Sometimes least cost routing is most important, other times getting urgent data off-of the locomotive across multiple channels is more important. A smart combination of connection choices and application specific routes ensures ubiquitous coverage at the lowest ongoing cost.


3. How do we take advantage of new connectivity technologies, but also future-proof the investment and ensure solution longevity, since it isn’t easy to roll out new technology on thousands of vehicles?

In addition to installing active hardware components that are powerful by today’s standards and have a long mean time between failure (MTBF), installing standards-based components that will not have to be swapped out is also key. For example, choosing cellular or satellite antennas that support a wide number of bands may be slightly more expensive today, but means that other components can be upgraded without having to replace anything on the roof of the locomotive.  Installing robust RF wiring to antennas and ethernet wiring to components with locking connectors, reduces trips to the cars for repairs. Installing a managed network switch during the initial installation makes the solution extensible down the line.

Active components like routers, modems, access points and switches can be upgraded, but other more passive components can last a long time without ever having to be touched and can support the solution through later upgrades if – and when – necessary.

The right solution is the one that will meet the needs of connectivity for freight for the next 5-10 years.


4. There is only so much space on the roof of a locomotive and inside for hardware, so what is the solution? How do we overcome space constraints and how do we pack more into a smaller footprint?

Tagging on to my prior comment about solution longevity, it is important to consider how many channels and frequencies an antenna can support but also how many functions that the ‘brain’ of the solution can support.

On the antenna side, using multi element antenna housings is a good way to start. There are 2×2 antennas with GPS available from several manufacturers, as well as 4×4 and 8x8s in low profile with minimum footprints. Wiring modems in a way that maximizes antenna diversity is important. Perfect diversity may just not be possible on the roof space available, but it can still be done well.

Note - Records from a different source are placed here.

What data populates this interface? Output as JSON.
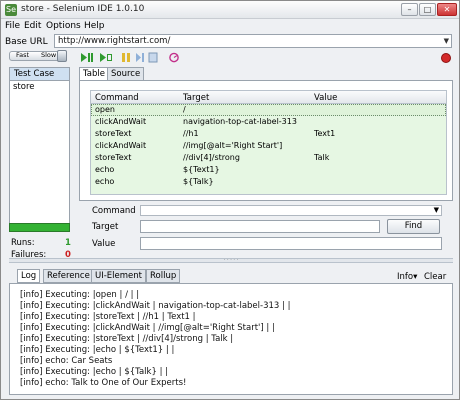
{
  "window": {
    "title": "store - Selenium IDE 1.0.10",
    "minimize_glyph": "–",
    "maximize_glyph": "□",
    "close_glyph": "✕"
  },
  "menu": [
    {
      "label": "File",
      "mnemonic": "F"
    },
    {
      "label": "Edit",
      "mnemonic": "E"
    },
    {
      "label": "Options",
      "mnemonic": "O"
    },
    {
      "label": "Help",
      "mnemonic": "H"
    }
  ],
  "base_url": {
    "label": "Base URL",
    "value": "http://www.rightstart.com/"
  },
  "toolbar": {
    "speed_fast": "Fast",
    "speed_slow": "Slow",
    "icons": [
      "play-all-icon",
      "play-current-icon",
      "pause-icon",
      "step-icon",
      "rollup-icon",
      "schedule-icon",
      "record-icon"
    ]
  },
  "test_panel": {
    "header": "Test Case",
    "items": [
      "store"
    ],
    "runs_label": "Runs:",
    "runs": "1",
    "failures_label": "Failures:",
    "failures": "0",
    "pass_color": "#34b234"
  },
  "editor_tabs": [
    "Table",
    "Source"
  ],
  "table": {
    "headers": [
      "Command",
      "Target",
      "Value"
    ],
    "rows": [
      {
        "command": "open",
        "target": "/",
        "value": ""
      },
      {
        "command": "clickAndWait",
        "target": "navigation-top-cat-label-313",
        "value": ""
      },
      {
        "command": "storeText",
        "target": "//h1",
        "value": "Text1"
      },
      {
        "command": "clickAndWait",
        "target": "//img[@alt='Right Start']",
        "value": ""
      },
      {
        "command": "storeText",
        "target": "//div[4]/strong",
        "value": "Talk"
      },
      {
        "command": "echo",
        "target": "${Text1}",
        "value": ""
      },
      {
        "command": "echo",
        "target": "${Talk}",
        "value": ""
      }
    ],
    "row_color": "#e6f7e3"
  },
  "edit": {
    "command_label": "Command",
    "target_label": "Target",
    "value_label": "Value",
    "find_label": "Find"
  },
  "bottom_tabs": [
    "Log",
    "Reference",
    "UI-Element",
    "Rollup"
  ],
  "log_controls": {
    "info": "Info",
    "clear": "Clear"
  },
  "log": [
    "[info] Executing: |open | / | |",
    "[info] Executing: |clickAndWait | navigation-top-cat-label-313 | |",
    "[info] Executing: |storeText | //h1 | Text1 |",
    "[info] Executing: |clickAndWait | //img[@alt='Right Start'] | |",
    "[info] Executing: |storeText | //div[4]/strong | Talk |",
    "[info] Executing: |echo | ${Text1} | |",
    "[info] echo: Car Seats",
    "[info] Executing: |echo | ${Talk} | |",
    "[info] echo: Talk to One of Our Experts!"
  ]
}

On the active hardware side, combining multiple applications onto one piece of hardware – router, modems, application server, and storage, rather than adding blades, hardware racks or other equipment can mitigate space constraints in what is already a tight space. Choosing hardware with the capability to run multiple virtual applications at the same time also helps overcome space constraints, lowers the number of points of failure, and means that in many cases future functionality can be added by software updates alone.

The core of the solution is powerful enough to virtualize multiple software applications to deliver on multiple functions.

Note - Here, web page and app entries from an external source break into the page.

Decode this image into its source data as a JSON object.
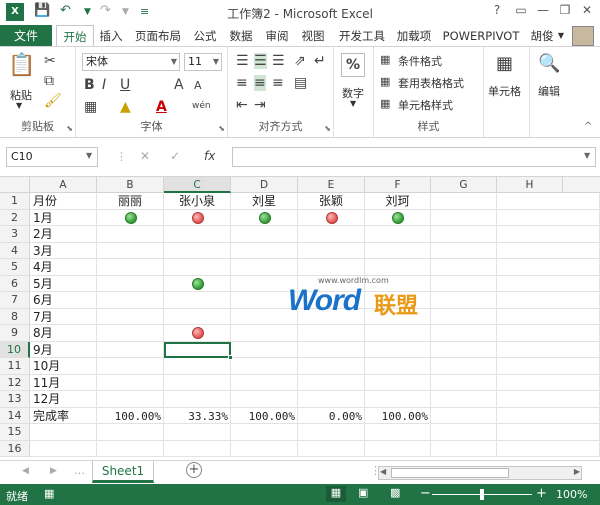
{
  "window": {
    "title": "工作簿2 - Microsoft Excel",
    "user": "胡俊",
    "controls": [
      "?",
      "▭",
      "—",
      "❐",
      "✕"
    ]
  },
  "qat": {
    "save": "save-icon",
    "undo": "undo-icon",
    "redo": "redo-icon",
    "customize": "customize-icon"
  },
  "tabs": [
    "文件",
    "开始",
    "插入",
    "页面布局",
    "公式",
    "数据",
    "审阅",
    "视图",
    "开发工具",
    "加载项",
    "POWERPIVOT"
  ],
  "active_tab": "开始",
  "ribbon": {
    "clipboard": {
      "paste": "粘贴",
      "label": "剪贴板"
    },
    "font": {
      "name": "宋体",
      "size": "11",
      "label": "字体",
      "bold": "B",
      "italic": "I",
      "underline": "U",
      "grow": "A",
      "shrink": "A",
      "fontcolor": "A",
      "phonetic": "wén"
    },
    "alignment": {
      "label": "对齐方式"
    },
    "number": {
      "label": "数字",
      "percent": "%"
    },
    "styles": {
      "conditional": "条件格式",
      "table": "套用表格格式",
      "cell": "单元格样式",
      "label": "样式"
    },
    "cells": {
      "label": "单元格"
    },
    "editing": {
      "label": "编辑"
    }
  },
  "formula_bar": {
    "name_box": "C10",
    "cancel": "✕",
    "enter": "✓",
    "fx": "fx",
    "content": ""
  },
  "sheet": {
    "columns": [
      "A",
      "B",
      "C",
      "D",
      "E",
      "F",
      "G",
      "H"
    ],
    "selected_column": "C",
    "selected_row": 10,
    "row_numbers": [
      "1",
      "2",
      "3",
      "4",
      "5",
      "6",
      "7",
      "8",
      "9",
      "10",
      "11",
      "12",
      "13",
      "14",
      "15",
      "16"
    ],
    "header_row": [
      "月份",
      "丽丽",
      "张小泉",
      "刘星",
      "张颖",
      "刘珂"
    ],
    "months": [
      "1月",
      "2月",
      "3月",
      "4月",
      "5月",
      "6月",
      "7月",
      "8月",
      "9月",
      "10月",
      "11月",
      "12月"
    ],
    "rate_label": "完成率",
    "rates": [
      "100.00%",
      "33.33%",
      "100.00%",
      "0.00%",
      "100.00%"
    ],
    "indicators": [
      {
        "row": 2,
        "col": "B",
        "color": "green"
      },
      {
        "row": 2,
        "col": "C",
        "color": "red"
      },
      {
        "row": 2,
        "col": "D",
        "color": "green"
      },
      {
        "row": 2,
        "col": "E",
        "color": "red"
      },
      {
        "row": 2,
        "col": "F",
        "color": "green"
      },
      {
        "row": 6,
        "col": "C",
        "color": "green"
      },
      {
        "row": 9,
        "col": "C",
        "color": "red"
      }
    ]
  },
  "watermark": {
    "url": "www.wordlm.com",
    "word": "Word",
    "cn": "联盟"
  },
  "sheet_tabs": [
    "Sheet1"
  ],
  "status": {
    "mode": "就绪",
    "zoom": "100%",
    "zoom_level": 1.0
  },
  "colors": {
    "accent": "#217346",
    "green_dot": "#2f9a2f",
    "red_dot": "#e04f4f"
  }
}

5. With only so much space, what other applications/use cases can an onboard communications solution support?

The connectivity speed requirements for the freight rail industry are often lower than the speed that we as consumers expect or think of as the minimum.

We understand that 5-10 Mbps consistently is the next goal. And, while this may not sound like a lot of bandwidth (especially when compared to the data speeds touted by commercial networks), the situation is vastly different along the remote rail alignments across North America.

The main uses of that improved speed that I have heard are:

  • Analyze sensor data and communicate alerts as needed; with bulk data offload in the yards when the data transfer costs are essentially zero
  • Track geometry analysis – video or other technology
  • Forward camera video recording and storage
  • Cab camera video recording and storage
  • Wireless hotspot – connecting handheld devices for work order reporting and other applications
  • VoIP comms
  • Work crew notifications
  • Drone command, control
  • Drone video storage and offload
  • Remote train control

For more information about how the Icomera team is keeping freight connected, take a look at our latest publication, “Delivering Data On Demand”.